* [GIVEN RECORDS]
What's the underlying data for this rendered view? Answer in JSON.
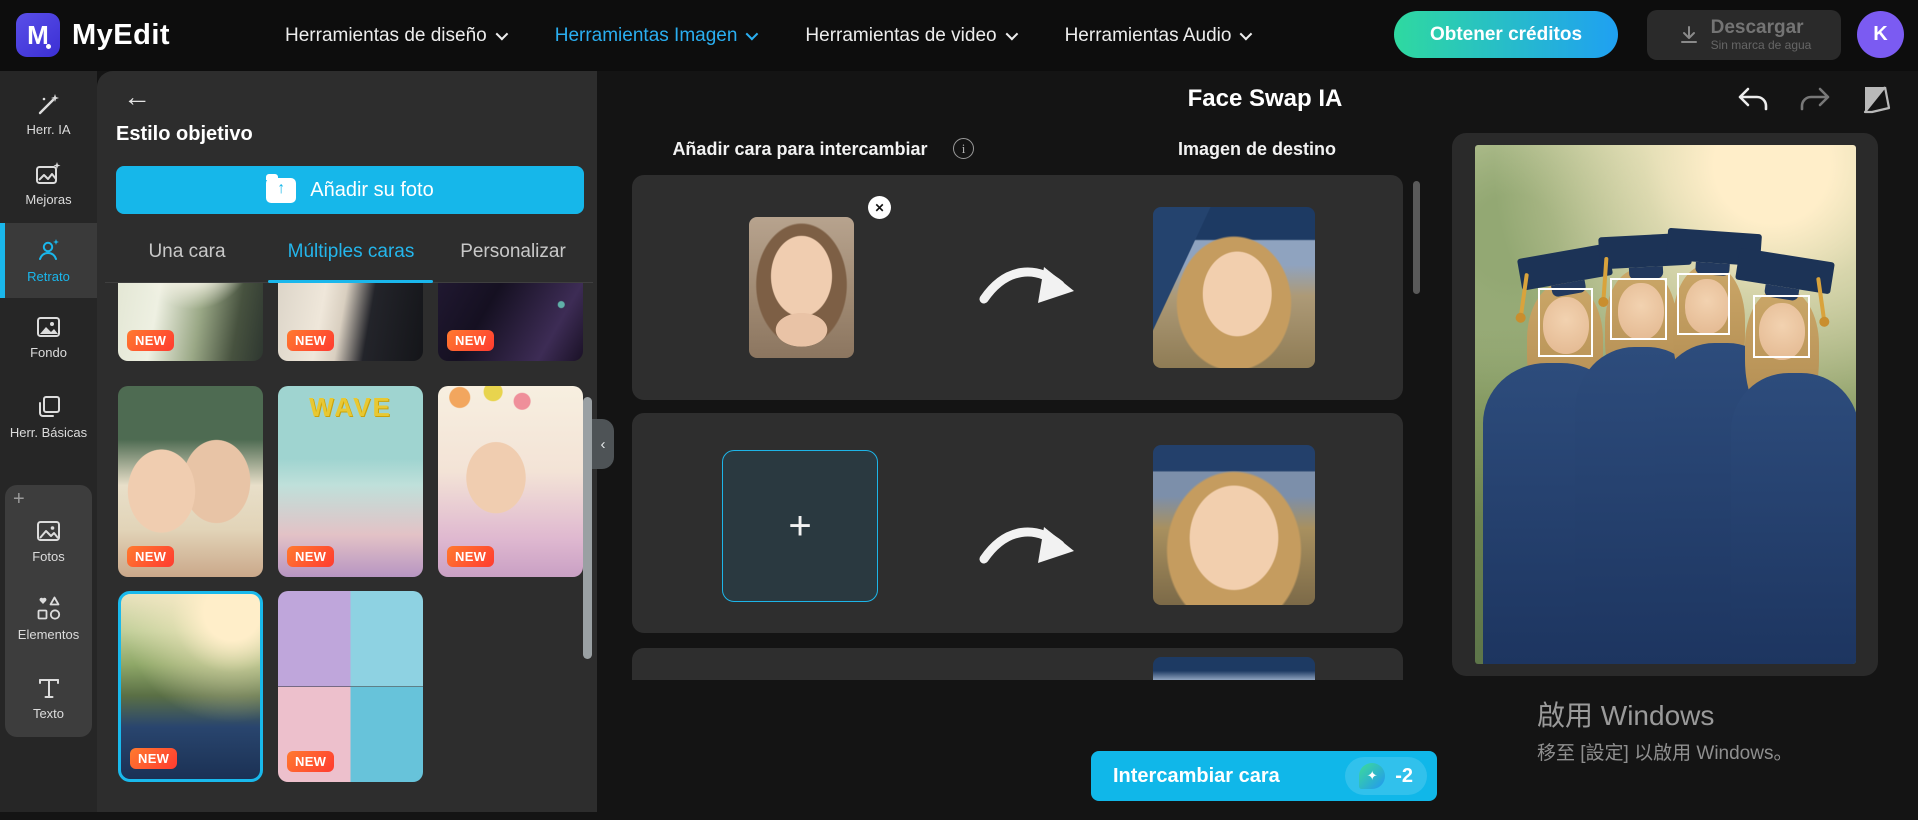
{
  "navbar": {
    "logo_glyph": "M",
    "logo_text": "MyEdit",
    "items": [
      {
        "label": "Herramientas de diseño"
      },
      {
        "label": "Herramientas Imagen",
        "accent": true
      },
      {
        "label": "Herramientas de video"
      },
      {
        "label": "Herramientas Audio"
      }
    ],
    "credits_button": "Obtener créditos",
    "download_button": {
      "label": "Descargar",
      "sublabel": "Sin marca de agua"
    },
    "avatar_initial": "K"
  },
  "rail": {
    "items": [
      {
        "label": "Herr. IA"
      },
      {
        "label": "Mejoras"
      },
      {
        "label": "Retrato",
        "selected": true
      },
      {
        "label": "Fondo"
      },
      {
        "label": "Herr. Básicas"
      }
    ],
    "library_items": [
      {
        "label": "Fotos"
      },
      {
        "label": "Elementos"
      },
      {
        "label": "Texto"
      }
    ]
  },
  "panel": {
    "heading": "Estilo objetivo",
    "add_photo_button": "Añadir su foto",
    "tabs": [
      {
        "label": "Una cara"
      },
      {
        "label": "Múltiples caras",
        "active": true
      },
      {
        "label": "Personalizar"
      }
    ],
    "thumbnails": [
      {
        "badge": "NEW",
        "style": "wedding-bouquet"
      },
      {
        "badge": "NEW",
        "style": "wedding-couple"
      },
      {
        "badge": "NEW",
        "style": "evening-sparkle"
      },
      {
        "badge": "NEW",
        "style": "classroom-couple"
      },
      {
        "badge": "NEW",
        "style": "magazine-wave",
        "overlay": "WAVE"
      },
      {
        "badge": "NEW",
        "style": "party-friends"
      },
      {
        "badge": "NEW",
        "style": "graduation",
        "selected": true
      },
      {
        "badge": "NEW",
        "style": "idol-grid"
      }
    ]
  },
  "main": {
    "title": "Face Swap IA",
    "source_label": "Añadir cara para intercambiar",
    "info_glyph": "i",
    "target_label": "Imagen de destino",
    "swap_button": "Intercambiar cara",
    "credit_cost": "-2"
  },
  "watermark": {
    "line1": "啟用 Windows",
    "line2": "移至 [設定] 以啟用 Windows。"
  }
}
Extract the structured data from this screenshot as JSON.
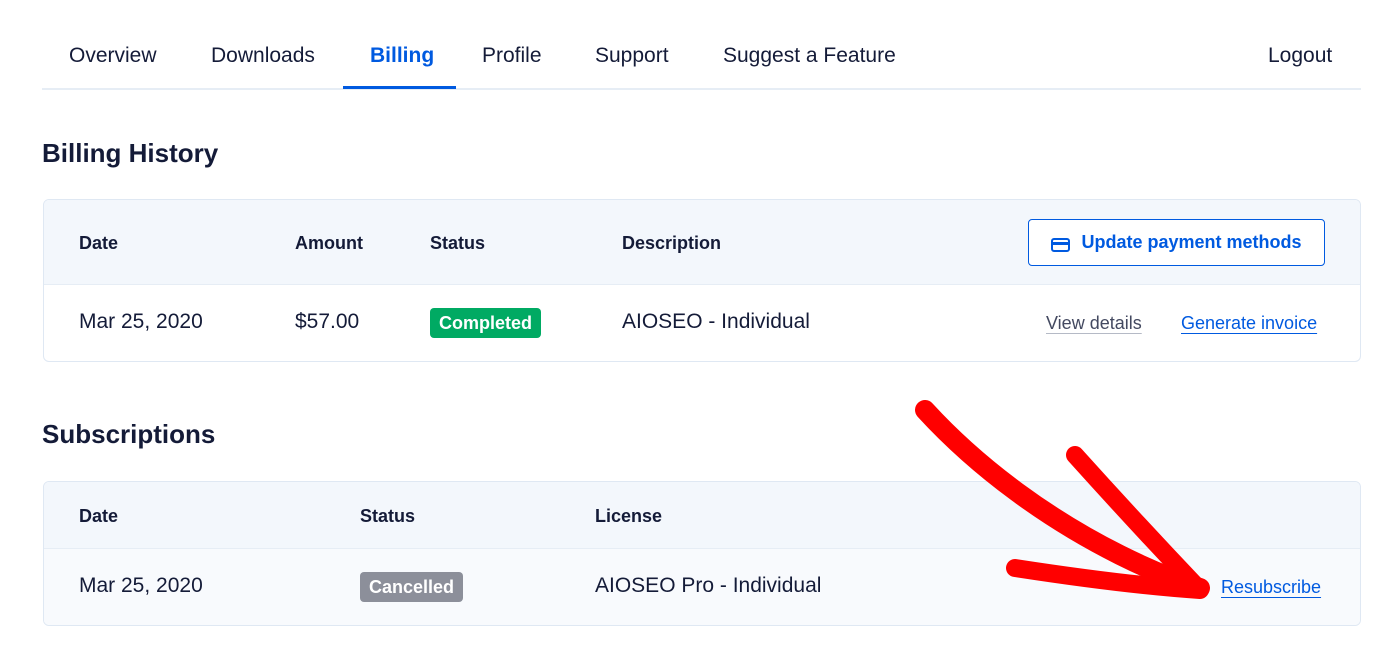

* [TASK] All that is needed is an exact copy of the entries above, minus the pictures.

* [SOLUTION TO THE PROBLEM]
What's the underlying data for this rendered view? Answer in JSON.
{
  "navbar": {
    "logo_glyph": "M",
    "logo_text": "MyEdit",
    "items": [
      {
        "label": "Herramientas de diseño"
      },
      {
        "label": "Herramientas Imagen",
        "accent": true
      },
      {
        "label": "Herramientas de video"
      },
      {
        "label": "Herramientas Audio"
      }
    ],
    "credits_button": "Obtener créditos",
    "download_button": {
      "label": "Descargar",
      "sublabel": "Sin marca de agua"
    },
    "avatar_initial": "K"
  },
  "rail": {
    "items": [
      {
        "label": "Herr. IA"
      },
      {
        "label": "Mejoras"
      },
      {
        "label": "Retrato",
        "selected": true
      },
      {
        "label": "Fondo"
      },
      {
        "label": "Herr. Básicas"
      }
    ],
    "library_items": [
      {
        "label": "Fotos"
      },
      {
        "label": "Elementos"
      },
      {
        "label": "Texto"
      }
    ]
  },
  "panel": {
    "heading": "Estilo objetivo",
    "add_photo_button": "Añadir su foto",
    "tabs": [
      {
        "label": "Una cara"
      },
      {
        "label": "Múltiples caras",
        "active": true
      },
      {
        "label": "Personalizar"
      }
    ],
    "thumbnails": [
      {
        "badge": "NEW",
        "style": "wedding-bouquet"
      },
      {
        "badge": "NEW",
        "style": "wedding-couple"
      },
      {
        "badge": "NEW",
        "style": "evening-sparkle"
      },
      {
        "badge": "NEW",
        "style": "classroom-couple"
      },
      {
        "badge": "NEW",
        "style": "magazine-wave",
        "overlay": "WAVE"
      },
      {
        "badge": "NEW",
        "style": "party-friends"
      },
      {
        "badge": "NEW",
        "style": "graduation",
        "selected": true
      },
      {
        "badge": "NEW",
        "style": "idol-grid"
      }
    ]
  },
  "main": {
    "title": "Face Swap IA",
    "source_label": "Añadir cara para intercambiar",
    "info_glyph": "i",
    "target_label": "Imagen de destino",
    "swap_button": "Intercambiar cara",
    "credit_cost": "-2"
  },
  "watermark": {
    "line1": "啟用 Windows",
    "line2": "移至 [設定] 以啟用 Windows。"
  }
}
Extract the structured data from this screenshot as JSON.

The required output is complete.